→ Work task:
Please give every entry again, exactly as it reads.

==== Extracted data

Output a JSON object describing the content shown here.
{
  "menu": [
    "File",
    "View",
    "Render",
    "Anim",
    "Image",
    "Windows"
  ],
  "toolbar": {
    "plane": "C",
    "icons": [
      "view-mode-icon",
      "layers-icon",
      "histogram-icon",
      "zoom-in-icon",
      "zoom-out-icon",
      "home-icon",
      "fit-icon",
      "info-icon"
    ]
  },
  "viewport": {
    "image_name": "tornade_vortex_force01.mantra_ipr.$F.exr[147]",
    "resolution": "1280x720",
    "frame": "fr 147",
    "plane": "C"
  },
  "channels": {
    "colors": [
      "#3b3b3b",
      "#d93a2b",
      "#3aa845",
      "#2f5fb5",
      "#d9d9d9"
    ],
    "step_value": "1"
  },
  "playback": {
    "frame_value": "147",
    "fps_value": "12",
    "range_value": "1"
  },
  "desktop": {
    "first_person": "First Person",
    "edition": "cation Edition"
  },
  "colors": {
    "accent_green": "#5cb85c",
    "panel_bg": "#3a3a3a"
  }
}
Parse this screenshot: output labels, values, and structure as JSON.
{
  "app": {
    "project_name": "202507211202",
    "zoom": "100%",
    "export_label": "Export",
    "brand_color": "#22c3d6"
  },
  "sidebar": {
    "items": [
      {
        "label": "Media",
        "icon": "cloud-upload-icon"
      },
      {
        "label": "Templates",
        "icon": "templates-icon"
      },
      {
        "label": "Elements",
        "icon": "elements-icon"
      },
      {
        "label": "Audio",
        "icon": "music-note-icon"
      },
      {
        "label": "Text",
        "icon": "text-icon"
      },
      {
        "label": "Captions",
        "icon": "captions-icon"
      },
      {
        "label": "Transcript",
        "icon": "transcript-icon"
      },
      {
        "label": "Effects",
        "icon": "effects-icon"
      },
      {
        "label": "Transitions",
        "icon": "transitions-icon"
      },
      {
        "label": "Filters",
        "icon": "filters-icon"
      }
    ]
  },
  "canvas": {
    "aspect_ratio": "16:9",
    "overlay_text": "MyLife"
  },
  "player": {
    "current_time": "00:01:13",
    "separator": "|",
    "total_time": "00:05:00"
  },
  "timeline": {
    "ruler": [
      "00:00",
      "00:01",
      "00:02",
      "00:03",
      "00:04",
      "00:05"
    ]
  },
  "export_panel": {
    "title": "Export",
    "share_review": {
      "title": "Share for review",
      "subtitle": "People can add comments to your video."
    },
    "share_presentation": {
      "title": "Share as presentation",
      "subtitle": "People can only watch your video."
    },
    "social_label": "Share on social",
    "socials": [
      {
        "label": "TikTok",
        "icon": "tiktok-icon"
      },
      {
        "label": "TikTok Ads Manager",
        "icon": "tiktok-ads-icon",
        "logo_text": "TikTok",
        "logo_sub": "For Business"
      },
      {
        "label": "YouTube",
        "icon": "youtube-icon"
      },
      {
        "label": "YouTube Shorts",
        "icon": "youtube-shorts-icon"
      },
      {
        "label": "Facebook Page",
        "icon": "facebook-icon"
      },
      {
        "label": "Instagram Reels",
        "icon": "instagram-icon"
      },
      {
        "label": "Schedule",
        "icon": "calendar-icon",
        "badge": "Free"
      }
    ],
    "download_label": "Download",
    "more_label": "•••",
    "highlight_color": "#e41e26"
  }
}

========

→ Answer to this task:
Output a JSON object describing the content shown here.
{
  "menu": [
    "File",
    "View",
    "Render",
    "Anim",
    "Image",
    "Windows"
  ],
  "toolbar": {
    "plane": "C",
    "icons": [
      "view-mode-icon",
      "layers-icon",
      "histogram-icon",
      "zoom-in-icon",
      "zoom-out-icon",
      "home-icon",
      "fit-icon",
      "info-icon"
    ]
  },
  "viewport": {
    "image_name": "tornade_vortex_force01.mantra_ipr.$F.exr[147]",
    "resolution": "1280x720",
    "frame": "fr 147",
    "plane": "C"
  },
  "channels": {
    "colors": [
      "#3b3b3b",
      "#d93a2b",
      "#3aa845",
      "#2f5fb5",
      "#d9d9d9"
    ],
    "step_value": "1"
  },
  "playback": {
    "frame_value": "147",
    "fps_value": "12",
    "range_value": "1"
  },
  "desktop": {
    "first_person": "First Person",
    "edition": "cation Edition"
  },
  "colors": {
    "accent_green": "#5cb85c",
    "panel_bg": "#3a3a3a"
  }
}
Parse this screenshot: output labels, values, and structure as JSON.
{
  "app": {
    "project_name": "202507211202",
    "zoom": "100%",
    "export_label": "Export",
    "brand_color": "#22c3d6"
  },
  "sidebar": {
    "items": [
      {
        "label": "Media",
        "icon": "cloud-upload-icon"
      },
      {
        "label": "Templates",
        "icon": "templates-icon"
      },
      {
        "label": "Elements",
        "icon": "elements-icon"
      },
      {
        "label": "Audio",
        "icon": "music-note-icon"
      },
      {
        "label": "Text",
        "icon": "text-icon"
      },
      {
        "label": "Captions",
        "icon": "captions-icon"
      },
      {
        "label": "Transcript",
        "icon": "transcript-icon"
      },
      {
        "label": "Effects",
        "icon": "effects-icon"
      },
      {
        "label": "Transitions",
        "icon": "transitions-icon"
      },
      {
        "label": "Filters",
        "icon": "filters-icon"
      }
    ]
  },
  "canvas": {
    "aspect_ratio": "16:9",
    "overlay_text": "MyLife"
  },
  "player": {
    "current_time": "00:01:13",
    "separator": "|",
    "total_time": "00:05:00"
  },
  "timeline": {
    "ruler": [
      "00:00",
      "00:01",
      "00:02",
      "00:03",
      "00:04",
      "00:05"
    ]
  },
  "export_panel": {
    "title": "Export",
    "share_review": {
      "title": "Share for review",
      "subtitle": "People can add comments to your video."
    },
    "share_presentation": {
      "title": "Share as presentation",
      "subtitle": "People can only watch your video."
    },
    "social_label": "Share on social",
    "socials": [
      {
        "label": "TikTok",
        "icon": "tiktok-icon"
      },
      {
        "label": "TikTok Ads Manager",
        "icon": "tiktok-ads-icon",
        "logo_text": "TikTok",
        "logo_sub": "For Business"
      },
      {
        "label": "YouTube",
        "icon": "youtube-icon"
      },
      {
        "label": "YouTube Shorts",
        "icon": "youtube-shorts-icon"
      },
      {
        "label": "Facebook Page",
        "icon": "facebook-icon"
      },
      {
        "label": "Instagram Reels",
        "icon": "instagram-icon"
      },
      {
        "label": "Schedule",
        "icon": "calendar-icon",
        "badge": "Free"
      }
    ],
    "download_label": "Download",
    "more_label": "•••",
    "highlight_color": "#e41e26"
  }
}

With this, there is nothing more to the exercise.